Author’s note: This is part one of a two-part series on being an effective pro-life advocate over the holidays.

6 Things Every Pro-Life Advocate Needs to Know Before the Holidays

I’ve been speaking about relational apologetics more often lately, a phrase that I define as “cultivating relationships with people who have different beliefs, for the sake of genuine friendship and for discovering truth together.” One of the most frequent questions I get asked after discussing this topic is how to handle potentially volatile political discussions with family members, such as in the context of a big family dinner at Thanksgiving or Christmas. Even Saturday Night Live has made light of how politically charged Thanksgiving dinners can become:

As my colleague Rachel Crawford noted during a discussion of relational apologetics that we recorded for the Equipped for Life Course Podcast:

I think that a large part of long-term apologetics is going to be coming from what sort of relationship you have with the other person. . . . Having relational apologetics with a family member, especially if they are your mother or your grandmother and they are not a peer, that is going to be especially difficult. . . . that poses an extra challenge.

Family members present several challenges that may make engaging in discourse with them particularly  difficult if you want to be persuasive. I’d like to explain why that is and offer several practical tips for optimizing your chances of changing people’s minds in this context.

Here are six things to keep in mind before you arrive at a big family gathering this holiday season:

Six Bad Arguments from the Pro-Choice “Reversing Roe” Documentary

Reversing Roe

On September 18th, Netflix released a documentary about abortion called “Reversing Roe.” I watched it, hoping that it was made in an unbiased way, fairly showing both sides of the debate. Unfortunately, as with most documentaries about abortion, this one was edited in a very slanted way, I think to intentionally manipulate the audience. As someone who studies video editing in his spare time (I know, I’m fun, aren’t I?), I recognized lots of subtle editing tricks the filmmakers were using to make people feel comfortable with pro-choice people and uncomfortable with pro-life people.

I decided that the best way for me to equip pro-life advocates to have productive conversations with their pro-choice friends about this documentary was to make a series of videos showing clips from the film and then provide commentary, both on the biased editing tricks as well as responding to the more substantive pro-choice arguments in the film. I spent the next few weeks doing a careful analysis of the film, shooting about 90 minutes of footage of me responding to the documentary, and then working with a new volunteer on editing them into shorter clips to post on YouTube. I’m modeling a video style that’s become very popular lately, where an expert (like a doctor or lawyer) watches clips from a show or movie and then comments about it. I haven’t seen any other pro-life advocates use this style, and I think these videos came out so great that we might do more in the future.

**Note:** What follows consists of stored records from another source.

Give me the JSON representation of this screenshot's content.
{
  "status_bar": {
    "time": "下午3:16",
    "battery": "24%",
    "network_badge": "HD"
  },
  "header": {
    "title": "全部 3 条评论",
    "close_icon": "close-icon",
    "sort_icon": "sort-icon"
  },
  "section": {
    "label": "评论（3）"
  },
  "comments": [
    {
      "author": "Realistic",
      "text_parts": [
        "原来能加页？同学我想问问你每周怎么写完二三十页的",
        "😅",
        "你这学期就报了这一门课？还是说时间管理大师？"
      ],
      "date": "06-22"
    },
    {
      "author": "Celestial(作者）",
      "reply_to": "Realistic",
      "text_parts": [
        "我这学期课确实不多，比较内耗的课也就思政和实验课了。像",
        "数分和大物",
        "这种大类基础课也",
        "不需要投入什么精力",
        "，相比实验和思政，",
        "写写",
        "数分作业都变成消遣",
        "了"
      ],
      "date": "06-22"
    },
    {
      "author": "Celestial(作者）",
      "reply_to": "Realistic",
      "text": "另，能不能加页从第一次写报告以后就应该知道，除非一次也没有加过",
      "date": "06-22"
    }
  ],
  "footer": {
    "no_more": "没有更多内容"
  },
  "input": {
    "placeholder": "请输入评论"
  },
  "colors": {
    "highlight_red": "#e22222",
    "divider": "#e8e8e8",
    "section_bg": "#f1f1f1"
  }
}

Click on the embedded playlist below to watch the clips for yourself, but I’ll make a few of my points below to give you a sneak peek.

Reversing Roe: Exposing the Bias

Reversing Roe: Exposing the Bias

Josh Brahm analyzes the documentary “Reversing Roe” and exposes the biased editing tricks and responds to the pro-choice arguments made.

Click on the embedded playlist below to watch the video series, or click on the button on the top left of the player to pick and choose which sections to watch.

Videos in the Playlist Above:

  1. Editing Tricks
  2. More Editing Tricks
  3. Gender Bias
  4. Pro-Choice Christians and False Stats
  5. Personhood, Bodily Rights Arguments, and Roe vs. Wade
  6. Did Pro-Lifers Make Up Partial-Birth Abortion?
  7. Do Tax Dollars For Planned Parenthood Help Fund Abortion?
  8. The Worst Pro-Choice Arguments in the Film

Question for pro-choice people: Do you see this documentary as being fair to both sides, or is it just something that in the end might be useful in motivating inactive pro-choice people?

Question for anybody: Should documentaries attempt to be neutral? Tell us in the comments below!

Share this video series with your friends using this link: EqualRightsInstitute.com/ReversingRoe